» **ASSIGNMENT**: Each line of the records that holds "JSON" should be shown in full.
Segment Start: MATERIAL PROVIDED
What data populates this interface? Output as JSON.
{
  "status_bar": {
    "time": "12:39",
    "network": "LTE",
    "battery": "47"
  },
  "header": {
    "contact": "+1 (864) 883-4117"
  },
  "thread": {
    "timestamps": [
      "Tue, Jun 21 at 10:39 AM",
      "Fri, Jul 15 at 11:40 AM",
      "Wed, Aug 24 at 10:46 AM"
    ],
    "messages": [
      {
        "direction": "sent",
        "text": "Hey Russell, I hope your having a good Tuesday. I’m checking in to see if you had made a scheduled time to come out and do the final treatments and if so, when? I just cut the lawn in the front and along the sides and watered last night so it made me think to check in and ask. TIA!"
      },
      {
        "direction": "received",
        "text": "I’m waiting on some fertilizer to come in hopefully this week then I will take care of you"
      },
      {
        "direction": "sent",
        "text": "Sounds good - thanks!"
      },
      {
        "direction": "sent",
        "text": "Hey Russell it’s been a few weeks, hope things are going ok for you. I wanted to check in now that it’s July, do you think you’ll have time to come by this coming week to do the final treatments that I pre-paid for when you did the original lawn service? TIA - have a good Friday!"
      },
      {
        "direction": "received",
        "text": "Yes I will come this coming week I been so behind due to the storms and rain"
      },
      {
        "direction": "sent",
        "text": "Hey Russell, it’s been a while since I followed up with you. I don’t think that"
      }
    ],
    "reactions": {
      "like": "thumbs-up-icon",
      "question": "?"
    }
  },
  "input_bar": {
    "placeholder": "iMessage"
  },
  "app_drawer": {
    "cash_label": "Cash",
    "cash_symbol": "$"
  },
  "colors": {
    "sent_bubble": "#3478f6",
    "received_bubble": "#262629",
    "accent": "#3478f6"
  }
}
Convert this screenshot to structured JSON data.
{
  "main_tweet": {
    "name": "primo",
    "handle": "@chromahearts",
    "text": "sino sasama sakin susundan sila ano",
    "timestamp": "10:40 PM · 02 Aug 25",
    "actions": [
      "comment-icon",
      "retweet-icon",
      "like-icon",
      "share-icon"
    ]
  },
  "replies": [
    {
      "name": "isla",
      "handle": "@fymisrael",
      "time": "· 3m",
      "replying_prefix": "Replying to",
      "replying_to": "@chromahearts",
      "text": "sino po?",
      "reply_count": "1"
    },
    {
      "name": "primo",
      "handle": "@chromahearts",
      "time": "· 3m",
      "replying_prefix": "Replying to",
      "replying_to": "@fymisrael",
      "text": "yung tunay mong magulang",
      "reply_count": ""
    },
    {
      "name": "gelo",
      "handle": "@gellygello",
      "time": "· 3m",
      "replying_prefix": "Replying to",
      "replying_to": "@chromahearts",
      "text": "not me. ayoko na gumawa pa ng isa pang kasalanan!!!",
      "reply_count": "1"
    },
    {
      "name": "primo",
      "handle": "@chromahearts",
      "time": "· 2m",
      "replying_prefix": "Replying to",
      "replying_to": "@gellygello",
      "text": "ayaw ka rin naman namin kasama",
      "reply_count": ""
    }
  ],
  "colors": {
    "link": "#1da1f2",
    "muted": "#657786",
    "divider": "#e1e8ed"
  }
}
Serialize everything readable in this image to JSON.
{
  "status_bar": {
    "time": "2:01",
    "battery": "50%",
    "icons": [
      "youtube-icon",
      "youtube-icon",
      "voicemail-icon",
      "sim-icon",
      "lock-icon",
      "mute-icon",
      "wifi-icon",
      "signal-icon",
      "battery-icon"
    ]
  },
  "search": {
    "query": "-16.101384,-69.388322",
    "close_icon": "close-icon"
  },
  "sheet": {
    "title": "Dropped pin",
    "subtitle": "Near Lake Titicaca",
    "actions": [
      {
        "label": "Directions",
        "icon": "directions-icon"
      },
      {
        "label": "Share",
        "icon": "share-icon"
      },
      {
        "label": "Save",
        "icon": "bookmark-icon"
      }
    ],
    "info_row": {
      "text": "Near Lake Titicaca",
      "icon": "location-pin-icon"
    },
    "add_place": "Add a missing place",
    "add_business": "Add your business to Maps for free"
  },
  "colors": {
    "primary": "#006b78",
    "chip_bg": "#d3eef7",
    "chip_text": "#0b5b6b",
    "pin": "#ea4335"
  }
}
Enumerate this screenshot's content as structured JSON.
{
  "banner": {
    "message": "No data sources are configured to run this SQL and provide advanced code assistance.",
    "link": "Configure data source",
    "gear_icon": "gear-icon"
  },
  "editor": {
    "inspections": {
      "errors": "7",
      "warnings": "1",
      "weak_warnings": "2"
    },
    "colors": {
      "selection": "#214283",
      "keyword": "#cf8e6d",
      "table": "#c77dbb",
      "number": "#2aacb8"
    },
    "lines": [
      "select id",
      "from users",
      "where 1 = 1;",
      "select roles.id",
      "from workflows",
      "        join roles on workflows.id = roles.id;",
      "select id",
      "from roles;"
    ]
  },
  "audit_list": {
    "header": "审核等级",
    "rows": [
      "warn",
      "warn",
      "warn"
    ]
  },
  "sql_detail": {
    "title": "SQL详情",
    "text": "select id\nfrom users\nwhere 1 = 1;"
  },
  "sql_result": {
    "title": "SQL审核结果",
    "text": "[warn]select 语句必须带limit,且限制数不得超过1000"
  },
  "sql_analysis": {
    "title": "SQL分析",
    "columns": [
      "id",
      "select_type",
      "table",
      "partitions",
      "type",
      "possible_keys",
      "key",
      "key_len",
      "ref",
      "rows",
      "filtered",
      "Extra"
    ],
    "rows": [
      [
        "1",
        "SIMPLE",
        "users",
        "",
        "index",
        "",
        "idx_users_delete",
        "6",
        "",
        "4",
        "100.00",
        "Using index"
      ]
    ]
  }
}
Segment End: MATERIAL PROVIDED
» **TASK ANSWER**:
What data populates this interface? Output as JSON.
Convert this screenshot to structured JSON data.
Serialize everything readable in this image to JSON.
Enumerate this screenshot's content as structured JSON.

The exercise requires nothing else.